WHAT TO WORK ON —
Scan the entries for "JSON". Every line that holds it is to be copied.

Page and application data records —
☆ ☆ ☆ ☆

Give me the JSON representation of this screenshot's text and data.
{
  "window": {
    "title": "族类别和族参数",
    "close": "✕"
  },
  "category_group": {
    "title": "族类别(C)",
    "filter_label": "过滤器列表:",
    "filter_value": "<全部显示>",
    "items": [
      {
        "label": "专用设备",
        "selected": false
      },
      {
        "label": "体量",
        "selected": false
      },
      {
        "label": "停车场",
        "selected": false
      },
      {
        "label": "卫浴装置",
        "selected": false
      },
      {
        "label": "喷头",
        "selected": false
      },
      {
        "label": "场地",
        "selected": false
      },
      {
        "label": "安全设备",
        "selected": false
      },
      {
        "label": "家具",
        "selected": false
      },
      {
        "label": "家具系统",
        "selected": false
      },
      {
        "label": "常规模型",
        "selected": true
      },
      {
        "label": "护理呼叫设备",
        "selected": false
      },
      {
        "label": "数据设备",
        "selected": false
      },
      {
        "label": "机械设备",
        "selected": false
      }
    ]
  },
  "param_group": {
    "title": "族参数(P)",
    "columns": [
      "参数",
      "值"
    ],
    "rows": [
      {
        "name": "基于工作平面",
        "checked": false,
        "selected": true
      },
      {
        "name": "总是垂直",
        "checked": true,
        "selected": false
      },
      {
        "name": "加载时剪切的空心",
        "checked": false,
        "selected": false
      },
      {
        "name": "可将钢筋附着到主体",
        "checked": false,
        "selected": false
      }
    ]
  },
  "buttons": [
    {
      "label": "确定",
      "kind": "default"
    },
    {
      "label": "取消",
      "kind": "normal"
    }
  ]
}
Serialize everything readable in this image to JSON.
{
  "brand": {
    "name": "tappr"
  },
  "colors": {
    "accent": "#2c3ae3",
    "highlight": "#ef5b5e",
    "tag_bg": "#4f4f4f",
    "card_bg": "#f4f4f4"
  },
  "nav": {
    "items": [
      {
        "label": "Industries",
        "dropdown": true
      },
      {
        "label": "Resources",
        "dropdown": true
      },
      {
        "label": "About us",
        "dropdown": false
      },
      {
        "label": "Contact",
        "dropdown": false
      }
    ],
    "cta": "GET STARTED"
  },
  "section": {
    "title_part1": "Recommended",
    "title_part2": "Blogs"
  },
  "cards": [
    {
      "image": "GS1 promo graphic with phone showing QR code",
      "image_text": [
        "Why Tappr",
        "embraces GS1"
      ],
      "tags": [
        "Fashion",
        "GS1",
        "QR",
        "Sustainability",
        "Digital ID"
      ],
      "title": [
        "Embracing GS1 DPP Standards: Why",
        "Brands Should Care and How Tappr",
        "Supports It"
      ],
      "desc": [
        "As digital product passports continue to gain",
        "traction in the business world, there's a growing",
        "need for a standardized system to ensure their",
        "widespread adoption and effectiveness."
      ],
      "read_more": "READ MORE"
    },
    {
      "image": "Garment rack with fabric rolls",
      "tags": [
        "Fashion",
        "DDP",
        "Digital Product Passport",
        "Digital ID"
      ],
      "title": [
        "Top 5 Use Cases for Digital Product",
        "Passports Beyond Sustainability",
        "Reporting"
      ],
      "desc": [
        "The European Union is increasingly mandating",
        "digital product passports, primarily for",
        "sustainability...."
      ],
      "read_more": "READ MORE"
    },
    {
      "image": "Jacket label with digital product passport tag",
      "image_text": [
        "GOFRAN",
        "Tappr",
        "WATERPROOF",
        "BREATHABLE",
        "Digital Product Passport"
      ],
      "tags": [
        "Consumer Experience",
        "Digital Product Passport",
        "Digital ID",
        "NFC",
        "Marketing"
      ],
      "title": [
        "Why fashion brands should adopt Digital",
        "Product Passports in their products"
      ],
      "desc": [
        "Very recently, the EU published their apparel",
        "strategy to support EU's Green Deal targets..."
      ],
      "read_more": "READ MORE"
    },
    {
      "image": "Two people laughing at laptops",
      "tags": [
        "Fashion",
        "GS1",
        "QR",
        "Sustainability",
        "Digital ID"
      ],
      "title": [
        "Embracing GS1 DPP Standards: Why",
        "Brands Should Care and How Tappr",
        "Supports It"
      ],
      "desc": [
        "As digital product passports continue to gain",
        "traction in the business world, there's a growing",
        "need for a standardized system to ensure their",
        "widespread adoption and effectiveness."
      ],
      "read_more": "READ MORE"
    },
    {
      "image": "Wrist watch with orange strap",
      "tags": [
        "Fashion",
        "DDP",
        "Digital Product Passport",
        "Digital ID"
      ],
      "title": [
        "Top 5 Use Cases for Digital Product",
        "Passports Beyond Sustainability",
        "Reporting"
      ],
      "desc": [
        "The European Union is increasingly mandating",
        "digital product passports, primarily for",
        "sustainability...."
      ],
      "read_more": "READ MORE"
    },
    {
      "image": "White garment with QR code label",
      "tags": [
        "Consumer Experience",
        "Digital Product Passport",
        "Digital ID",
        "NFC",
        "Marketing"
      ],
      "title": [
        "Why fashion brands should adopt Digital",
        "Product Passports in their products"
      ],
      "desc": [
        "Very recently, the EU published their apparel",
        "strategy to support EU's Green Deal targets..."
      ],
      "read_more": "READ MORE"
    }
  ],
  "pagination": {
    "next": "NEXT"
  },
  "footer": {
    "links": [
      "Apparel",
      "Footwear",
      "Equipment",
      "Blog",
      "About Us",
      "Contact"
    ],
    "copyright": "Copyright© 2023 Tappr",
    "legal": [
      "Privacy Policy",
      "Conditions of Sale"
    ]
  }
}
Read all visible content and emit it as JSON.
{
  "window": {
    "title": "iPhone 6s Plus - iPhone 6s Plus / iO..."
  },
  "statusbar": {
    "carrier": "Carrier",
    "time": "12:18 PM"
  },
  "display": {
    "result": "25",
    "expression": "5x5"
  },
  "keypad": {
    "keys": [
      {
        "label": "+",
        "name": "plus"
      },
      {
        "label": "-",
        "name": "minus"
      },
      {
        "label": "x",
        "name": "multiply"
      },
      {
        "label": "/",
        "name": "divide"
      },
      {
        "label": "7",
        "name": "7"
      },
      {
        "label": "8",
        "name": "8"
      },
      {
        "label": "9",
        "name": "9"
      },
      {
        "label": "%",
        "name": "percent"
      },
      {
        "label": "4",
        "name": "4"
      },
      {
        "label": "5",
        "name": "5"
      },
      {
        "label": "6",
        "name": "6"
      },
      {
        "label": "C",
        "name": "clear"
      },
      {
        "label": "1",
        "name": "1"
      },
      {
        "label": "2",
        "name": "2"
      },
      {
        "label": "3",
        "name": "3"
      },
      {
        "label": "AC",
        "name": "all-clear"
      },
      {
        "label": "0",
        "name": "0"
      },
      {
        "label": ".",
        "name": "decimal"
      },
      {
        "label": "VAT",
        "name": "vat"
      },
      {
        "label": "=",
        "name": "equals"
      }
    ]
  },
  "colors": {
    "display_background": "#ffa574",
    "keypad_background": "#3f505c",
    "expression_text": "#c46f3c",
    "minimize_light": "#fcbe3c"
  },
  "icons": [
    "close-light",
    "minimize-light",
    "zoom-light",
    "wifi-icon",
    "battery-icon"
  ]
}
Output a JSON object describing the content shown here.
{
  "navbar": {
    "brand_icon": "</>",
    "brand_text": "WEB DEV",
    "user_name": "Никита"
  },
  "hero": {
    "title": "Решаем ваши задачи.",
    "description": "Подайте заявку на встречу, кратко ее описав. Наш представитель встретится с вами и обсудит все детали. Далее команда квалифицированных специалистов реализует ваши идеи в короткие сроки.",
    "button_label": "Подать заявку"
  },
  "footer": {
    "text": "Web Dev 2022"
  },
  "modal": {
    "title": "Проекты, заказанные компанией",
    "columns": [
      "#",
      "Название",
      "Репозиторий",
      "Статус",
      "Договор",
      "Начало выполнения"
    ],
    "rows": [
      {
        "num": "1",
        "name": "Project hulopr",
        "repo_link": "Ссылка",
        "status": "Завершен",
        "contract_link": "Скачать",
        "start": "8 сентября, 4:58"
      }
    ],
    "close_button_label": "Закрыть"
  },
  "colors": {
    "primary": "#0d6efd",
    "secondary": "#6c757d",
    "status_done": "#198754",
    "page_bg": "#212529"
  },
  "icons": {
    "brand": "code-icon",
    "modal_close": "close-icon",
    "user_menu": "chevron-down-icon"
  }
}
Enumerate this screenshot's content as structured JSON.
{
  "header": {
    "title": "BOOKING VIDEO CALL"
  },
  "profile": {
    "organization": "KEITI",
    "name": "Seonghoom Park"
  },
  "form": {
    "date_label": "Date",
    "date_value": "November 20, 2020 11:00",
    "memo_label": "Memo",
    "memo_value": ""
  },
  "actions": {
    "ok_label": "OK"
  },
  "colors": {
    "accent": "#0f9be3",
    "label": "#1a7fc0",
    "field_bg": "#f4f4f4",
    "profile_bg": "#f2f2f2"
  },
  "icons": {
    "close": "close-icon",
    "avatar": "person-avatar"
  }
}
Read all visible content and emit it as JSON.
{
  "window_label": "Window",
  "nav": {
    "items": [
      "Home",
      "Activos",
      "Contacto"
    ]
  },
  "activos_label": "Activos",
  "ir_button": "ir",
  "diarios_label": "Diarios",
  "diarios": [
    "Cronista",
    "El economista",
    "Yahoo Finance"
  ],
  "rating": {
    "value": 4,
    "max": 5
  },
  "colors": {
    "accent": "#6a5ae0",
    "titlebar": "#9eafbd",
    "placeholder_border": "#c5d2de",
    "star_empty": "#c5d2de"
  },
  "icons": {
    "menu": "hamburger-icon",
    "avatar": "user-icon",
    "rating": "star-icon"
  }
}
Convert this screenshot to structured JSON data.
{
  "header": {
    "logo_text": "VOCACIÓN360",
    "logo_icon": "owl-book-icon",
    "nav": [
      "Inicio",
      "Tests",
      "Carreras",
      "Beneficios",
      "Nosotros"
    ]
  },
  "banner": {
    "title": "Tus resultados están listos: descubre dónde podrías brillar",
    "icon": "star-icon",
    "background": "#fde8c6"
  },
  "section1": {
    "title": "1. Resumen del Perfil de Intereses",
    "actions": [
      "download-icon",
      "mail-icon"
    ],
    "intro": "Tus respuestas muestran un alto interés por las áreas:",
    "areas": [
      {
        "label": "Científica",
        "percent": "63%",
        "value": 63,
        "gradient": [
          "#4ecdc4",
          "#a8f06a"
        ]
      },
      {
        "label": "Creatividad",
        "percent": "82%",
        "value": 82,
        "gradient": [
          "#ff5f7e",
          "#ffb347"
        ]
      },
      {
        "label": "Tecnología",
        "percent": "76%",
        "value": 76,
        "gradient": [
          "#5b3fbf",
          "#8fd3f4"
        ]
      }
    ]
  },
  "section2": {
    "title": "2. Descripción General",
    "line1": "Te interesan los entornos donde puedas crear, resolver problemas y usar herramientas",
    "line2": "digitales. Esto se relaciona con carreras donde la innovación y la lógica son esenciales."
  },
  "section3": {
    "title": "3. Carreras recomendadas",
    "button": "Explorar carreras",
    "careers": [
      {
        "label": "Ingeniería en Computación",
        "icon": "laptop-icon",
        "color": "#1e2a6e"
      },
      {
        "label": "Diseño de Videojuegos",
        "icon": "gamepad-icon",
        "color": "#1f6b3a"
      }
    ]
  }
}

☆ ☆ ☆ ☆

COMPLETED TASK —
Give me the JSON representation of this screenshot's text and data.
Serialize everything readable in this image to JSON.
Read all visible content and emit it as JSON.
Output a JSON object describing the content shown here.
Enumerate this screenshot's content as structured JSON.
Read all visible content and emit it as JSON.
Convert this screenshot to structured JSON data.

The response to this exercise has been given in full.